** TASK INPUTS **
☆ ☆ ☆ ☆ ☆ ☆ ☆

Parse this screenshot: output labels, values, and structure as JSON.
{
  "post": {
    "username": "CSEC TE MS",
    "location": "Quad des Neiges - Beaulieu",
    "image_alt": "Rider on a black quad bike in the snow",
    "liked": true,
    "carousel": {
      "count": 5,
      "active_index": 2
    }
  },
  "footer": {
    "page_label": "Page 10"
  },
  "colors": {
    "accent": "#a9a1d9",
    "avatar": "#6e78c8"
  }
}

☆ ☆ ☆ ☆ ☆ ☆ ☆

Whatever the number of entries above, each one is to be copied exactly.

** SOLUTION TO THE EXERCISE **
Parse this screenshot: output labels, values, and structure as JSON.
{
  "post": {
    "username": "CSEC TE MS",
    "location": "Quad des Neiges - Beaulieu",
    "image_alt": "Rider on a black quad bike in the snow",
    "liked": true,
    "carousel": {
      "count": 5,
      "active_index": 2
    }
  },
  "footer": {
    "page_label": "Page 10"
  },
  "colors": {
    "accent": "#a9a1d9",
    "avatar": "#6e78c8"
  }
}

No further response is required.